Data about app and page elements

*****

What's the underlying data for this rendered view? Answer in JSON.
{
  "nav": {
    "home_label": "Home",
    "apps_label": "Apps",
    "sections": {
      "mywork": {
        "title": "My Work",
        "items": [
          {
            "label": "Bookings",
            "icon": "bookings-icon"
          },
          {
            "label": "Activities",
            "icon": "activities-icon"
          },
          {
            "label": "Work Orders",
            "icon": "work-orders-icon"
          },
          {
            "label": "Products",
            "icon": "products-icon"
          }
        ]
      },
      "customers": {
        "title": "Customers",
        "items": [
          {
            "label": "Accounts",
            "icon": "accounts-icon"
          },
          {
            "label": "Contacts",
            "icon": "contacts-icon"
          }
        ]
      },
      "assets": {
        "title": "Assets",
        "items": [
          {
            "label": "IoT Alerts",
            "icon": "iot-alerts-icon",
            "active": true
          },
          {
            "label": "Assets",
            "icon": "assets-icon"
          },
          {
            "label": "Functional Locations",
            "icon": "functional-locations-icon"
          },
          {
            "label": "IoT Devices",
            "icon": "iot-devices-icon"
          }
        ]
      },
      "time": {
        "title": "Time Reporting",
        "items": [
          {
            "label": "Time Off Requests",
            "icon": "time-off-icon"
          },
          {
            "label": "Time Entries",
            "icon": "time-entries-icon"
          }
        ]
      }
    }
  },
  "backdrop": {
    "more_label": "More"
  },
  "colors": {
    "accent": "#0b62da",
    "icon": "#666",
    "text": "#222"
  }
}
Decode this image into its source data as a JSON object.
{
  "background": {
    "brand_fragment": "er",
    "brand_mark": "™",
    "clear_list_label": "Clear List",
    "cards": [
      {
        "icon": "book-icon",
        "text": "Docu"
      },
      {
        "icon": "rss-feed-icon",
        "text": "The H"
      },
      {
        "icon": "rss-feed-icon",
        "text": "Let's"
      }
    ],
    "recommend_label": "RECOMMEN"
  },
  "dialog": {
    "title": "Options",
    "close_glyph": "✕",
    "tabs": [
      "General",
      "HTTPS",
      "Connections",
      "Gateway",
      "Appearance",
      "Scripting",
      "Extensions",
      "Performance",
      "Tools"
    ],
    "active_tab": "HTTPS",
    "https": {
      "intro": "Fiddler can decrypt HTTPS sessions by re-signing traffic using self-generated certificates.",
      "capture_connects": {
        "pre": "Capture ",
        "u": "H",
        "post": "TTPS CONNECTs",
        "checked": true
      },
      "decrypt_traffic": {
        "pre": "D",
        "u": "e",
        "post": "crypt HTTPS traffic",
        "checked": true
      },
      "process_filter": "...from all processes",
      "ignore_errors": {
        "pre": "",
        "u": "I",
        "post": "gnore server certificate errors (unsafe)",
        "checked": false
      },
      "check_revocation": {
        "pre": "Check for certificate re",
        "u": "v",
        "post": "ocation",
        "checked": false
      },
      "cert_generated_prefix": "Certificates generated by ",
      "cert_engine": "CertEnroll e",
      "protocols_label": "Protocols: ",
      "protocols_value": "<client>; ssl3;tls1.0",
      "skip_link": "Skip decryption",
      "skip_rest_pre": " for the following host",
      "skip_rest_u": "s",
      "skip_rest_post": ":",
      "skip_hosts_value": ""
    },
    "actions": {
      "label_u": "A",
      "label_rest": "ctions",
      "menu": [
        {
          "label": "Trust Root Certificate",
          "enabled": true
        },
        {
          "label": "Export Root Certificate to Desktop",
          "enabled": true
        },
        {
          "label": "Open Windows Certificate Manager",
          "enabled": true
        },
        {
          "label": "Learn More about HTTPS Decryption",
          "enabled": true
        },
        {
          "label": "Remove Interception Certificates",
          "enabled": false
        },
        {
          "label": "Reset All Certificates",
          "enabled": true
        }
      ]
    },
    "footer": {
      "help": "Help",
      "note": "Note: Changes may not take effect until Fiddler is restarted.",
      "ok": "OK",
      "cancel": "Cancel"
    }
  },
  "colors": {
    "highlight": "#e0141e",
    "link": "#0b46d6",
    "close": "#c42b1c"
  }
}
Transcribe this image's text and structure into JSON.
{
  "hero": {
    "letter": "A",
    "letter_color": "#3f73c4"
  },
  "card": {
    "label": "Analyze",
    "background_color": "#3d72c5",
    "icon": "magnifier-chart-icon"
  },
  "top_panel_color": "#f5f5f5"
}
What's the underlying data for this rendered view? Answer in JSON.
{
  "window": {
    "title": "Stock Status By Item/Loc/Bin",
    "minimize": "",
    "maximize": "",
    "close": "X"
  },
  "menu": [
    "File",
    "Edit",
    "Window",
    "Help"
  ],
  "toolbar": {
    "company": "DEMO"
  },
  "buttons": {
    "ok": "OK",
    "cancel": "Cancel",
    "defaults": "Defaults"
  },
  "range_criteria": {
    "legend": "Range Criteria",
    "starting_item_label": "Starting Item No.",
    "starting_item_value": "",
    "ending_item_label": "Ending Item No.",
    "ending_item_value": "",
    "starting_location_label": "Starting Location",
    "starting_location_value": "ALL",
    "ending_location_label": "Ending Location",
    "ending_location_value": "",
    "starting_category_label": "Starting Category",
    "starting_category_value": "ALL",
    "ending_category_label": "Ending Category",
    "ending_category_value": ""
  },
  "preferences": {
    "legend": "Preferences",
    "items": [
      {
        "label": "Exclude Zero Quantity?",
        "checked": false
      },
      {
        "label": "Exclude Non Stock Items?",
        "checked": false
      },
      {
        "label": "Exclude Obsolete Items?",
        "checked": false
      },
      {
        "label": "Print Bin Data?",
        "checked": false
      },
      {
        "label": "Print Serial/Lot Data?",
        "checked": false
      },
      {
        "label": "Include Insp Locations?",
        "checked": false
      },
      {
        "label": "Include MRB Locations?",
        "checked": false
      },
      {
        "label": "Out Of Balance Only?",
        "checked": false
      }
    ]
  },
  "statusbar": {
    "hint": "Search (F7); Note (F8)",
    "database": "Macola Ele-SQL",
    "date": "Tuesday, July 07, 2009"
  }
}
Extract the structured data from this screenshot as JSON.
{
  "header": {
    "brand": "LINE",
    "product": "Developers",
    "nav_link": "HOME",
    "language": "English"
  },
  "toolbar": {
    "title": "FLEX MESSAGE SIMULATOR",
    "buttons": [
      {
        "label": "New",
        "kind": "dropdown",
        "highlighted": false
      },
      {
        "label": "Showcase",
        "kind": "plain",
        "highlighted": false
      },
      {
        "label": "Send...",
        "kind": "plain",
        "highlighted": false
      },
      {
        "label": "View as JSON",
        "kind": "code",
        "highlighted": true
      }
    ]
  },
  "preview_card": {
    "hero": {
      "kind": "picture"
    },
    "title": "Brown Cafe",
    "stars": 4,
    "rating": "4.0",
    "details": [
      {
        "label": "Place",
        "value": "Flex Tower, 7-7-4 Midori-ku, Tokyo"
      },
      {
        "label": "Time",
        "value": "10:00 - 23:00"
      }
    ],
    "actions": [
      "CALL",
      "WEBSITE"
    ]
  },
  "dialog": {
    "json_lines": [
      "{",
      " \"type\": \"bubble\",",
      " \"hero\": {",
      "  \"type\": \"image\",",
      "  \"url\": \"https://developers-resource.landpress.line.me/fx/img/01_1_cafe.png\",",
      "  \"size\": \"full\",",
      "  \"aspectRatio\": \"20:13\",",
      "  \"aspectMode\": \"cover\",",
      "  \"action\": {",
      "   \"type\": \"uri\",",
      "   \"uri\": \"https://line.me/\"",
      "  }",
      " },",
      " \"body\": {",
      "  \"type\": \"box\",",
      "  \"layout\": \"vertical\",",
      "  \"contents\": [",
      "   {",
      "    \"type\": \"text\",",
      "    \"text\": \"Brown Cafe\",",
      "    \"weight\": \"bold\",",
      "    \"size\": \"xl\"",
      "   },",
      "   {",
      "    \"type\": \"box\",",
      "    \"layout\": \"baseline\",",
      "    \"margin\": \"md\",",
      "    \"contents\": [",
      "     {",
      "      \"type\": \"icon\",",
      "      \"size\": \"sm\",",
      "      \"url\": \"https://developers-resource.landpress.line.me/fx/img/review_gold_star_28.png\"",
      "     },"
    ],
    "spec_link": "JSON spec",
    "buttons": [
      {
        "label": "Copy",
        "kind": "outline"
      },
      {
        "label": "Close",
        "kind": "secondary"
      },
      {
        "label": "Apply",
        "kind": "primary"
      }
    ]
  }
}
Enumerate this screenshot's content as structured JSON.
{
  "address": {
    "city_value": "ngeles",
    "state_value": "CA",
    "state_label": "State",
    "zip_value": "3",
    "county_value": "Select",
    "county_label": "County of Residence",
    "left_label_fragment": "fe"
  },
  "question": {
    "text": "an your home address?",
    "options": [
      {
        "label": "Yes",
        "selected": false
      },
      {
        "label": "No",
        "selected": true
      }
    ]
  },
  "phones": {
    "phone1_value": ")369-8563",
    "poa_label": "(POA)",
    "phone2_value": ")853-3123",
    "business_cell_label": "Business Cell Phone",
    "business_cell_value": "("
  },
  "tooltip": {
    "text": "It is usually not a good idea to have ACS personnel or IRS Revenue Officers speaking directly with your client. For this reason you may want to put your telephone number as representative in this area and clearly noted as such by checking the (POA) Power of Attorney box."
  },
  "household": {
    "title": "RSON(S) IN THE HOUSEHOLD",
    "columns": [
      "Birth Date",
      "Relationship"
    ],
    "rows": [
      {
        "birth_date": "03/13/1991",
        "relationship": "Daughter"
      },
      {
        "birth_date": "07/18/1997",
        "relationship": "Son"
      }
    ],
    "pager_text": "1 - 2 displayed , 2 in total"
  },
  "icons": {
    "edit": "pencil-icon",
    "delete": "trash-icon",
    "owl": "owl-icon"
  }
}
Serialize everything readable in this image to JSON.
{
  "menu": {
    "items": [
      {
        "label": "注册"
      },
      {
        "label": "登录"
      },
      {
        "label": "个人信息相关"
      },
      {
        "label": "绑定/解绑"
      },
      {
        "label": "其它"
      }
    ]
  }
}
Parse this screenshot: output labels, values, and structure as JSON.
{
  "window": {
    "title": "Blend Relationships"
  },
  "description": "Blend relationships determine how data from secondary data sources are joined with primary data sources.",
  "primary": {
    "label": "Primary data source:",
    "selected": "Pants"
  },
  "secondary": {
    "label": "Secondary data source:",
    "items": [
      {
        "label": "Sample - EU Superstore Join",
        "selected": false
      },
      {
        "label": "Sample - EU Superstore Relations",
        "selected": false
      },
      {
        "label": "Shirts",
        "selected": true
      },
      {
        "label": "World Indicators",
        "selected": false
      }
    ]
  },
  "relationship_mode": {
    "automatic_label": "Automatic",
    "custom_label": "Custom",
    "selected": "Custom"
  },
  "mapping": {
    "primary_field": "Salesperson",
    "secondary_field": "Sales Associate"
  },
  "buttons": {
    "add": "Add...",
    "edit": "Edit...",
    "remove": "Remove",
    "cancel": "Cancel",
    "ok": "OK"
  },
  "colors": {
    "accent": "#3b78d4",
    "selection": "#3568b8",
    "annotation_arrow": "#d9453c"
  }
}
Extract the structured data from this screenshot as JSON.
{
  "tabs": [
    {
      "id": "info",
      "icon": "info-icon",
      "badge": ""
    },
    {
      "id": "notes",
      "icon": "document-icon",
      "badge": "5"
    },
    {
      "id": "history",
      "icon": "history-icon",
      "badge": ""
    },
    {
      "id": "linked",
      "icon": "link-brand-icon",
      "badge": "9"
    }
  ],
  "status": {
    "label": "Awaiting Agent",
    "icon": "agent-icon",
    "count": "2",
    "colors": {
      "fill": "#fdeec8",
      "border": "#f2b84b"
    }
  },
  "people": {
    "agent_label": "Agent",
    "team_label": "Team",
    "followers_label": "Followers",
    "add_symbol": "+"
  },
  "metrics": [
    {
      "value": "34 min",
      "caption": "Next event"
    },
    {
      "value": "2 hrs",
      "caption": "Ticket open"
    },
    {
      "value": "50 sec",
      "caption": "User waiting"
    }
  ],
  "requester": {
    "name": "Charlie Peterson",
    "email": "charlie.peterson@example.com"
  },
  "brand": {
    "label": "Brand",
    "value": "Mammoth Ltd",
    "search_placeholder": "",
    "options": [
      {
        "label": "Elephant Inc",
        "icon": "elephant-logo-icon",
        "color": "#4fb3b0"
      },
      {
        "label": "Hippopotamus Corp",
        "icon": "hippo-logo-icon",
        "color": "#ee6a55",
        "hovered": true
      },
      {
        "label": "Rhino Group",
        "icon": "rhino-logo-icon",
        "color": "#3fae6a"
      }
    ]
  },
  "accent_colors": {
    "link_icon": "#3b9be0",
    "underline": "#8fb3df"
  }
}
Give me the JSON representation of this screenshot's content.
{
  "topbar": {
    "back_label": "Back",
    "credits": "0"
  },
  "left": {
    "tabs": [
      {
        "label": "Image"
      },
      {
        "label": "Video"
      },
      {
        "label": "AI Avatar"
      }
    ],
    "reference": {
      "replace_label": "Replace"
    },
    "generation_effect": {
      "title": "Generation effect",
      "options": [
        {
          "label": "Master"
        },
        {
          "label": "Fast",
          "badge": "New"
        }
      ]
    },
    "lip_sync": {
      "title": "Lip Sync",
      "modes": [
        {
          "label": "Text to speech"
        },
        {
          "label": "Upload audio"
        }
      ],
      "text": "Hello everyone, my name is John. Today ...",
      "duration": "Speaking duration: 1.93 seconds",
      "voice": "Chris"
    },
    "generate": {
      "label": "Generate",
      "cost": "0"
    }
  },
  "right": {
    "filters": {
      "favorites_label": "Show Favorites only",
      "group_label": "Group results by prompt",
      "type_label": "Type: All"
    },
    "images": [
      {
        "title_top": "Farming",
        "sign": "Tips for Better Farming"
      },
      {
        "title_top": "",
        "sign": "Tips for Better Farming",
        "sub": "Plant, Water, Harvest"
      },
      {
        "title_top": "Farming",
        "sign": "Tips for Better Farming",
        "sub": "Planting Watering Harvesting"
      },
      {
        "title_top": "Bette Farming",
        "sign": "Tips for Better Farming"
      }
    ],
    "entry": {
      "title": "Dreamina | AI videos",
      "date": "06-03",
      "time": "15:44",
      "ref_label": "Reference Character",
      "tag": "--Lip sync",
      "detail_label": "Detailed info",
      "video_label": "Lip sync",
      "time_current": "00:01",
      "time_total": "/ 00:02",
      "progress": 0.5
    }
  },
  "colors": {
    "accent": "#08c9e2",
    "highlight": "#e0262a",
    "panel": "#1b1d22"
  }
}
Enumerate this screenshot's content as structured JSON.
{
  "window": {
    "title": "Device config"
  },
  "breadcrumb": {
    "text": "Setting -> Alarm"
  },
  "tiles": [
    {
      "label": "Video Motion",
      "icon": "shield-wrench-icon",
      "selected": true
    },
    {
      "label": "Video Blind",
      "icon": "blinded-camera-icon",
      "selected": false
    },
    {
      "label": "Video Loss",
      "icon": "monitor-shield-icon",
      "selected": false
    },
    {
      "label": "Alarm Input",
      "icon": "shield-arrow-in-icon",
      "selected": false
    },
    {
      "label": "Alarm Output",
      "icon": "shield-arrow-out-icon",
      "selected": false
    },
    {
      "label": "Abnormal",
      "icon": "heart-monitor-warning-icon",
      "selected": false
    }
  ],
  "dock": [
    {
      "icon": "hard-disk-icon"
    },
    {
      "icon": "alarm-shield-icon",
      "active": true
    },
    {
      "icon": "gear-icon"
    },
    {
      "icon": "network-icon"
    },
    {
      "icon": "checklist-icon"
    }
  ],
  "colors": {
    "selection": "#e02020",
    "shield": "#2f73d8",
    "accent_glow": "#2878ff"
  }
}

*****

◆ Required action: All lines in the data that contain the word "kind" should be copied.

◆ Completed task:
        "kind": "dropdown",
        "kind": "plain",
        "kind": "plain",
        "kind": "code",
      "kind": "picture"
        "kind": "outline"
        "kind": "secondary"
        "kind": "primary"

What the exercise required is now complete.